Elwood initially set out to see if crabs and other crustacean decapods feel pain after a chef posed him the question around eight years ago. If the invertebrates (animals without backbones) feel pain, he reasoned, their reactions to unpleasant stimuli would be more than the simple reflex of nociception — the experience would change their long-term behavior.
Elwood’s first experiment showed that prawns whose antennae were doused with caustic soda vigorously groomed their antennae, as if trying to ameliorate pain. Importantly, this behavior didn’t occur if Elwood treated the antennae with an anesthetic first.
Another experiment showed that hermit crabs would leave their shells if given a mild shock. “A naked crab is basically a dead crab — they were trading off avoiding the shock with getting out of the shell,” Elwood told LiveScience, adding that many of the crabs moved into new shells if any were available. [The 10 Weirdest Animal Discoveries]
For his new study, Elwood tested 90 shore crabs, which naturally seek dark spaces, to see if they exhibited “avoidance learning” and would discriminate between a dangerous and a safe area. Half of the crabs were shocked upon entering the first chamber of their choice, while the other half were not. For each crab, the jolting chamber stayed the same throughout the 10 trials.
In the second trial, most of the crabs returned to their original shelter; whether they were shocked in the first trial had little effect on their second choice. However, crabs were more likely to change shelter in the third trial if they were shocked in the second trial. And as the trials wore on, crabs that chose incorrectly became more likely to exit the unpleasant chamber, brave the bright arena and hide in the alternate shelter. By the final test, the majority of the crabs chose the nonshock shelter at first go.
Time for change?
The research “provides evidence that supports the issue that crabs — and other crustacean decapods as well — feel pain,” Francesca Gherardi, an evolutionary biologist at the University of Florence in Italy who wasn’t involved in the study, told LiveScience in an email. “It is avoidance learning that makes the difference.”
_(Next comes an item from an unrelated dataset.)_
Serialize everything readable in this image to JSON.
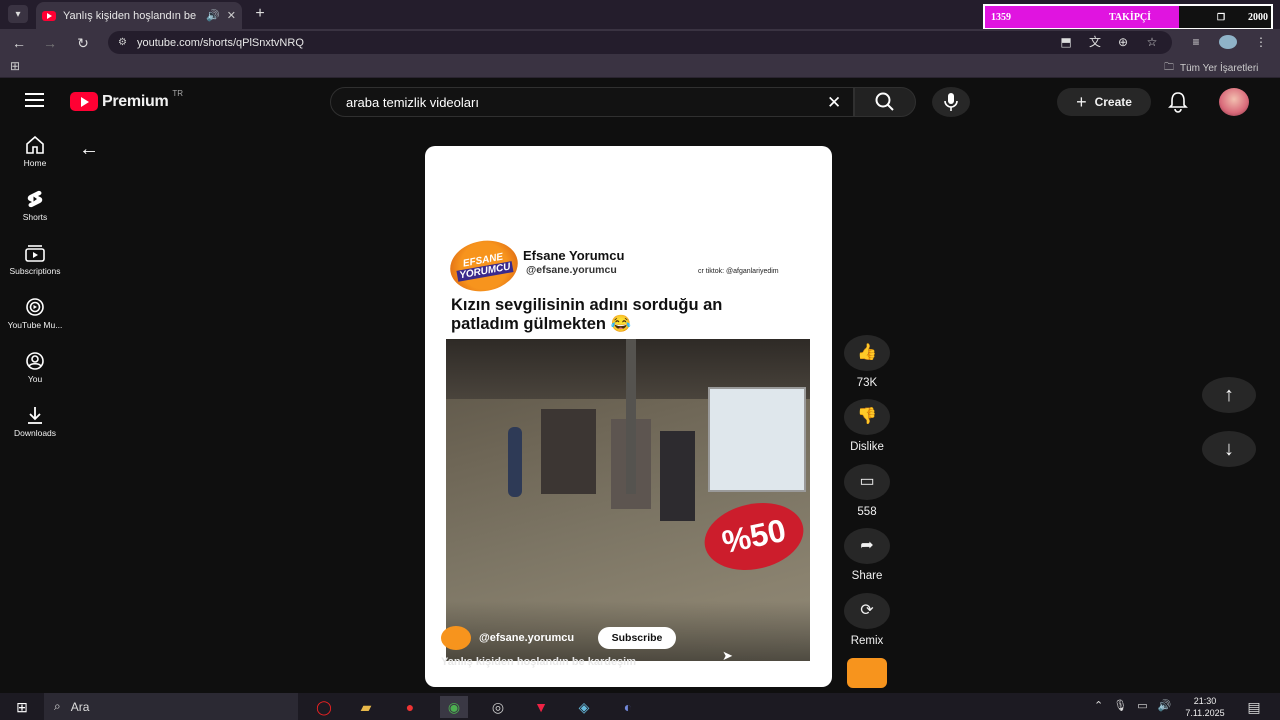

Animals in pain should quickly learn to avoid the unpleasant stimulus and show long-term changes in behavior, Gherardi noted. More research is needed on decapods’ avoidance learning and “discrimination abilities between painful and nonpainful situations,” he said.
Elwood said he thinks future research should go in a different direction. Stress often comes with pain, he said, so other experiments could look at changes in crustacean hormones or heart rates due to shock.
Whatever the case, Elwood feels it may be time to reconsider the treatment of decapods in the food industry. “If the evidence for pain in decapods continues to stack up with mammals and birds that already get some protection, then perhaps there should be some nod in that direction for these animals,” he said.
The study was published today (Jan. 16) in the Journal of Experimental Biology.